REQUIRED WORK:
Work out how many lines of the data hold the string "from", and reply with that number alone.

Stored items
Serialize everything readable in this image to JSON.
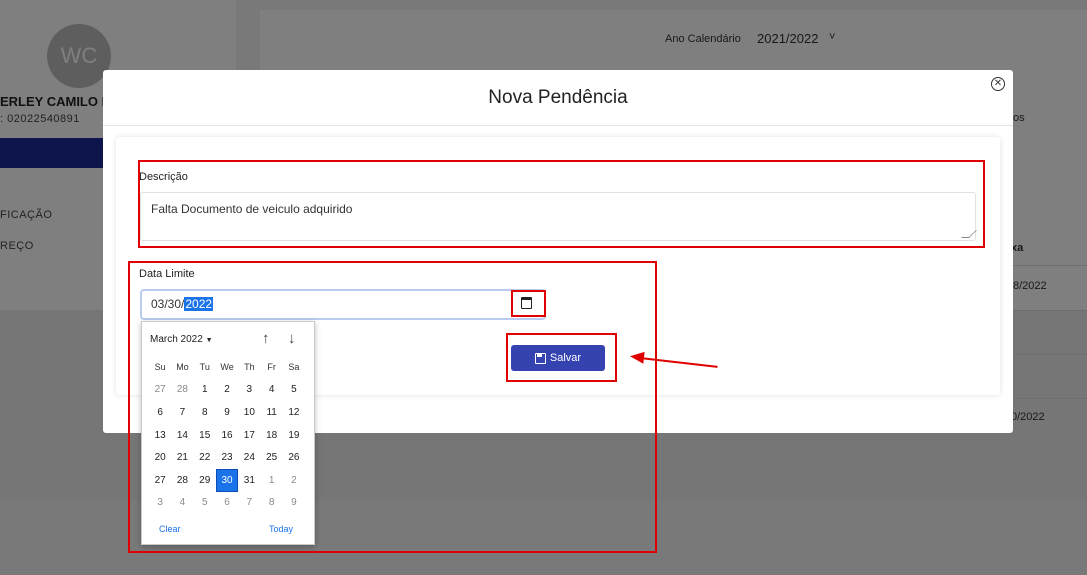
{
  "background": {
    "avatar_initials": "WC",
    "user_name": "ERLEY CAMILO D",
    "user_id": ": 02022540891",
    "sidebar_items": [
      "FICAÇÃO",
      "REÇO"
    ],
    "year_label": "Ano Calendário",
    "year_value": "2021/2022",
    "fragments": [
      "os",
      "xa",
      "8/2022",
      "0/2022"
    ]
  },
  "modal": {
    "title": "Nova Pendência",
    "descricao_label": "Descrição",
    "descricao_value": "Falta Documento de veiculo adquirido",
    "data_limite_label": "Data Limite",
    "date_prefix": "03/30/",
    "date_year": "2022",
    "save_label": "Salvar"
  },
  "calendar": {
    "month_label": "March 2022",
    "weekdays": [
      "Su",
      "Mo",
      "Tu",
      "We",
      "Th",
      "Fr",
      "Sa"
    ],
    "weeks": [
      [
        {
          "d": "27",
          "m": true
        },
        {
          "d": "28",
          "m": true
        },
        {
          "d": "1"
        },
        {
          "d": "2"
        },
        {
          "d": "3"
        },
        {
          "d": "4"
        },
        {
          "d": "5"
        }
      ],
      [
        {
          "d": "6"
        },
        {
          "d": "7"
        },
        {
          "d": "8"
        },
        {
          "d": "9"
        },
        {
          "d": "10"
        },
        {
          "d": "11"
        },
        {
          "d": "12"
        }
      ],
      [
        {
          "d": "13"
        },
        {
          "d": "14"
        },
        {
          "d": "15"
        },
        {
          "d": "16"
        },
        {
          "d": "17"
        },
        {
          "d": "18"
        },
        {
          "d": "19"
        }
      ],
      [
        {
          "d": "20"
        },
        {
          "d": "21"
        },
        {
          "d": "22"
        },
        {
          "d": "23"
        },
        {
          "d": "24"
        },
        {
          "d": "25"
        },
        {
          "d": "26"
        }
      ],
      [
        {
          "d": "27"
        },
        {
          "d": "28"
        },
        {
          "d": "29"
        },
        {
          "d": "30",
          "sel": true
        },
        {
          "d": "31"
        },
        {
          "d": "1",
          "m": true
        },
        {
          "d": "2",
          "m": true
        }
      ],
      [
        {
          "d": "3",
          "m": true
        },
        {
          "d": "4",
          "m": true
        },
        {
          "d": "5",
          "m": true
        },
        {
          "d": "6",
          "m": true
        },
        {
          "d": "7",
          "m": true
        },
        {
          "d": "8",
          "m": true
        },
        {
          "d": "9",
          "m": true
        }
      ]
    ],
    "clear_label": "Clear",
    "today_label": "Today"
  },
  "colors": {
    "accent": "#3443b0",
    "selection": "#1a73e8",
    "annotation": "#e00000"
  }
}
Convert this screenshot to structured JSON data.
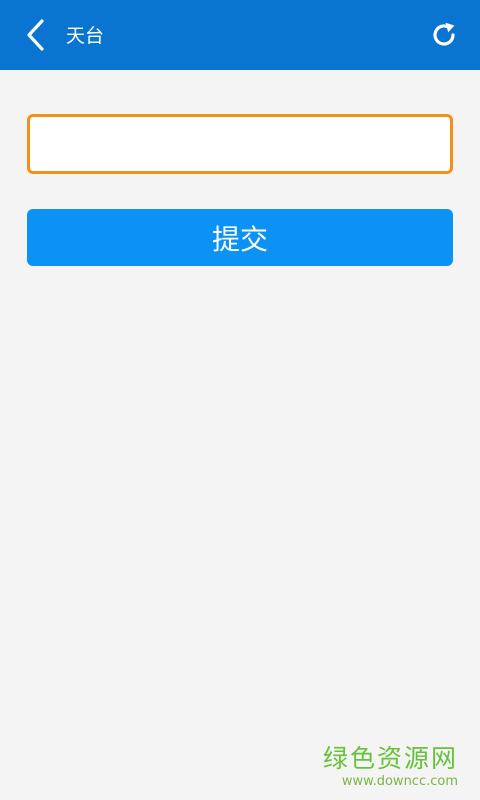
{
  "header": {
    "title": "天台",
    "back_icon": "chevron-left-icon",
    "refresh_icon": "refresh-icon",
    "bg_color": "#0a74d1"
  },
  "form": {
    "input_value": "",
    "input_placeholder": "",
    "input_border_color": "#f29116",
    "submit_label": "提交",
    "submit_color": "#0c92f4"
  },
  "watermark": {
    "text_cn": "绿色资源网",
    "text_en": "www.downcc.com",
    "color": "#66c23a"
  }
}
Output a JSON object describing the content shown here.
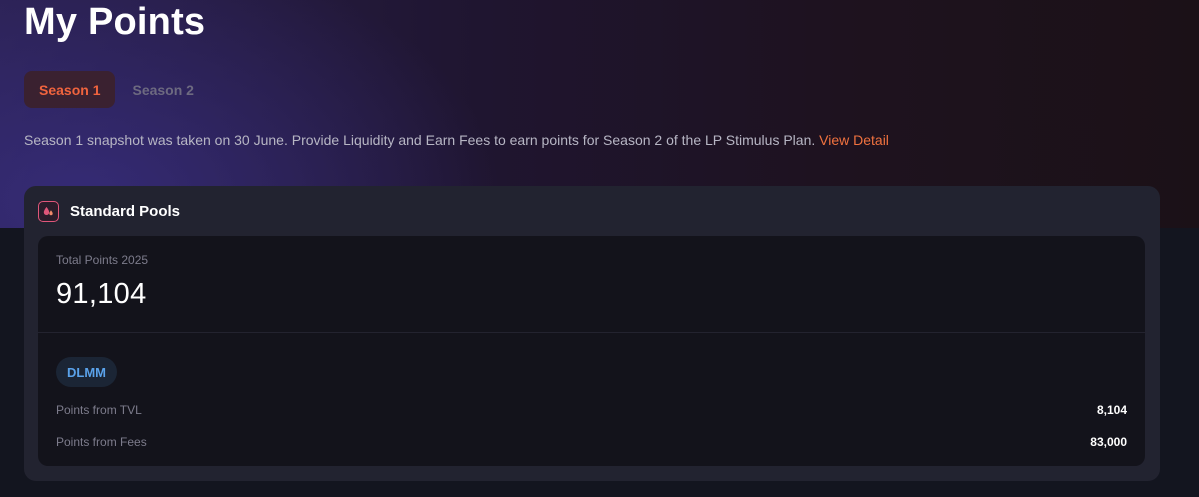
{
  "page": {
    "title": "My Points"
  },
  "tabs": [
    {
      "label": "Season 1",
      "active": true
    },
    {
      "label": "Season 2",
      "active": false
    }
  ],
  "notice": {
    "text": "Season 1 snapshot was taken on 30 June. Provide Liquidity and Earn Fees to earn points for Season 2 of the LP Stimulus Plan.",
    "link_label": "View Detail"
  },
  "card": {
    "icon": "pool-drops-icon",
    "title": "Standard Pools",
    "total_label": "Total Points 2025",
    "total_value": "91,104",
    "badge": "DLMM",
    "rows": [
      {
        "label": "Points from TVL",
        "value": "8,104"
      },
      {
        "label": "Points from Fees",
        "value": "83,000"
      }
    ]
  },
  "colors": {
    "accent": "#f0643e",
    "link": "#f0723f",
    "badge_text": "#5aa2ea",
    "icon_accent": "#e0567a"
  }
}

RESPONSE TO THE TASK:
2